Business Development Tip of the Day

Business Development Tip of the Day was a regular feature on my LinkedIn profile page. Below are some of those tips:

  • When setting goals, follow these simple rules: 1. your goals should motivate you to succeed, 2. write them down (you are 5 times more likely to follow through on a goal you’ve written down), 3. be specific (answer the five W’s), 4. add a realistic and achievable deadline, 5. write down three actions/steps that will get you to success, 6. review your goals every week and alter if necessary. If you don’t meet a deadline, don’t give up, just start again!
  • Your clients can be your best marketers. Word-of-mouth marketing is 100 times more effective than advertising. Be careful though, because that’s also true for negative reviews!
  • Review and update your list of contacts at least once every quarter.
  • Seventy-three percent of people never follow up on a potential business lead. If you’re serious about your success, be one of the 27% who do.
  • You don’t need a formal program to ask your clients for feedback on your performance. At minimum, you should look for their input once you’ve completed a piece of work for them.
  • Accessibility matters.
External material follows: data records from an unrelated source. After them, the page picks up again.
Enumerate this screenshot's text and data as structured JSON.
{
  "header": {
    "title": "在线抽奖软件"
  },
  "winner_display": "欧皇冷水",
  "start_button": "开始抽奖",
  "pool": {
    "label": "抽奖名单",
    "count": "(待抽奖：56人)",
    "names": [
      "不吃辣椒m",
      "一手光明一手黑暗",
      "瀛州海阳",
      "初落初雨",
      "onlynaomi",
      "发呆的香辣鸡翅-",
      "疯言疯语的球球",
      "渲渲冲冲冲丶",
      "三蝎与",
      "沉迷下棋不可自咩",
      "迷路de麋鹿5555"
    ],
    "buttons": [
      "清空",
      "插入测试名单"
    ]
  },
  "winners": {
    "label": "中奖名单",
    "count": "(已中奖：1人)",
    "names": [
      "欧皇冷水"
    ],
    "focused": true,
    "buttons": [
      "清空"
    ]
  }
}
If you are not going to be accessible to your clients (or co-workers and referral sources) someone else will be.
  • Networking isn’t about collecting business cards, it’s about people helping people. You’re a powerful networker when you connect members within your network.
  • Successful business people help clients make money, save money, sleep better, and/or look better in front of others.
  • Never underestimate your competitor’s determination in keeping their clients and taking yours.
  • Be Prepared. Before meeting with a client or prospect, do your homework. Read their bio, Google the latest news on their business or industry, then prepare 4 or 5 intelligent questions to ask them. The goal is to give you a better understanding of their pain points and where you can help.
  • The 80/20 Rule says that 80% of your business comes from 20% of your existing clients. You should be spending 80% of your time and resources servicing those clients with the goal to increasing the work you do with them. The other 20% of your time and resources can go toward developing business from new clients.
  • If you spend the majority of your day dealing with what’s ‘urgent’ rather than what’s ‘important’, it’s time to rethink your definitions of urgent and important; how you delegate work; and how you can improve your time management skills.
  • Keep your online profile current. At least once a quarter, review your bio to make sure it includes your most recent experience, writing and speaking engagements, and education. You never know who’s looking at hiring you for a certain skill set or when you’ll need to send it to a prospect in a pinch.
  • Own a problem. It does neither party any good to lay blame on a client when something goes wrong. Assume responsibility and focus on solving the problem. When it’s solved, meet with the client and together work out a ‘what could we have done better’ approach that can be applied to future challenges.
  • Professional Services are bought, not sold.
  • Make the most of a work-related social event. Before going, think about who you want to speak with, 4 questions about their business to ask them, and then seek them out once you arrive.
  • How you approach your work day can be categorized in three ways: Situations you can control, situations you can influence, and situations where you can’t do either. With this knowledge how will you approach your next task?
  • Know your client’s business like you know your own. Ask them about their people, their operations, and their market(s). For a comprehensive list of questions to ask your client, contact me.
  • Look people in the eye when you’re meeting with them. Do not get distracted by what’s happening on your smartphone. When/if you have to cut a conversation short, graciously excuse yourself, but make sure people feel like they are as important as what is going on around you.
  • Be a team player. Share your contacts and experience with others in your company, and learn about their particular expertise. Cross-selling to existing clients is much more effective at developing new business than trying to get your foot in the door with a non-client.
  • Take the time to think about and identify situations/conditions that create a demand for your business. This will help you more quickly recognize opportunities and potential clients.
  • Under promise and over deliver. Clients will always appreciate you going the extra mile and exceeding their expectations. Just don’t charge them for it, unless you’ve had that discussion prior to doing the work.
  • Remember that HOW the service is provided is often more important than the service itself. What can you do to make your customer’s experience exceptional?